Wednesday, June 28, 2006
England meanwhile won't learn their lessons, 20 wides and a few no balls in a 33 run loss once again with Harmisson being responsible for 9 of those wides. Phew !
Monday, June 26, 2006
How many times has a batsman hit a bowler for 6 consecutive fours in an over?
Off the top of my head I can remember 3. Sandeep Patil off Bob Willis, Chris Gayle off Matthew Hoggard and recently Ramnaresh Sarwan off Munaf Patel. Interestingly, Willis was a really accomplished bowler and Hoggard as of now seems to be well on his way there. Munaf too has shown a lot of promise in his young career. Clearly being thrashed about once is not such a big deal, it seems.
Talking of Munaf, he seems to be taking a lot of his wickets either bowled or lbw. Who are the other bowlers in history to do this? Off the top of my head I can definitely remember Waqar Younis and to a lesser extent Shoaib Akhtar. To an even lesser extent, Wasim Akram. The key factor here? Reverse swing, a liking for Yorkers.
Staying with Munaf he definitely seems to be a long term prospect for
How many times recently have
Friday, June 23, 2006
Tuesday, June 20, 2006
Saturday, June 17, 2006
Good job Lankans. Nice slap on the face for those critics who used to ridicule this team for being pushovers abroad. Let us not forget they also reached the finals in Australia earlier this year and gave the Aussies a scare.
Also an eye-opener for those who ridiculed our own series victories over Sri Lanka at home.
Wednesday, June 07, 2006
India, for one, had definitely gone in with a less than optimal combination. While the decision to play 6 batsmen (and hence to omit Harbhajan Singh) was understandable if not agreeable to all, the decision to omit Irfan Pathan was baffling to say the least. Agreed, he was off colour and looked out of form, but with him there is always a chance that he can return to form any time and when he does he change matches with a couple of wickets at any crucial time; something that for all promise shown VRV Singh cannot do as of now.
Then India capitulated for 241 on the first day. While the fightback was commendable indeed remarkable, it was not quite enough to seal victory. Nevetherless India can proudly claim the honors in the draw. Unfortunately honors do not count as far as series results go and India will have to put in strong performances up front in the next few games as opposed to come from behind efforts if they are to make sure they do not rue this very close miss.

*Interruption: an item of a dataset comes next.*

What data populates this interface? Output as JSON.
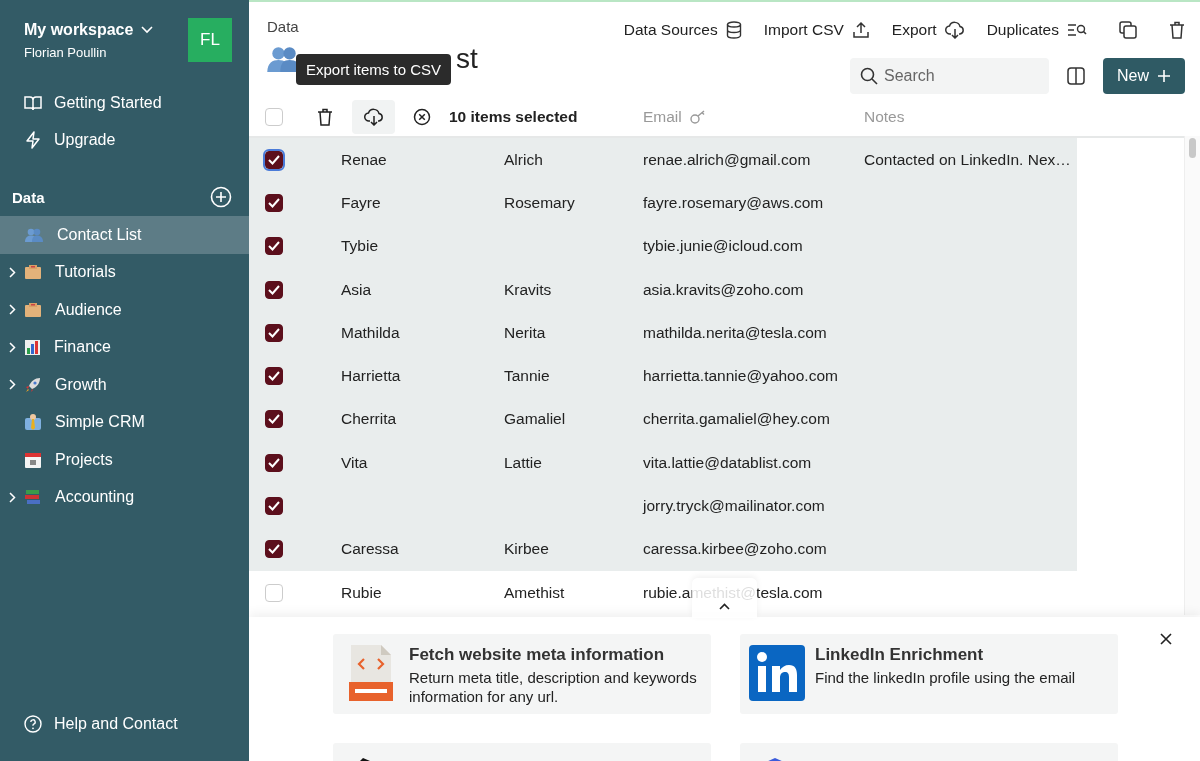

For the West Indies too surely holding out for the draw was an achievement. When Sehwag nailed Ramdin there were a good 20 overs to go and with only 3 wickets in hand India were red hot favourites. But the efforts of Bradshaw, Mohammed, Edwards and Collymore deserve handsome praise. Havind said that it was pretty ordinary cricket that got the West Indies in a situation where they had to fight hard to save the match. Having taken a lead of 130 their bowlers failed to create any sort of impression in the second innings although it must be said Jaffer rode his luck well.
Even as one might argue that the few overs lost due to the Dhoni incident cost India valuable balls it cannot be forgotten that the West Indies got a couple of awful umpiring decisions on the last day - the wickets of Chanderpaul and Bradshaw. Then again the ball that got Dravid in the first innings was a no ball.
All in all, not the best of games as far as umpiring goes but a good example of how despite human errors cricket can still come out the winner. Indeed a great manifestation of the greatness of test match cricket. Is it conceivable to find such drama in an ODI ? Oh Long live test cricket.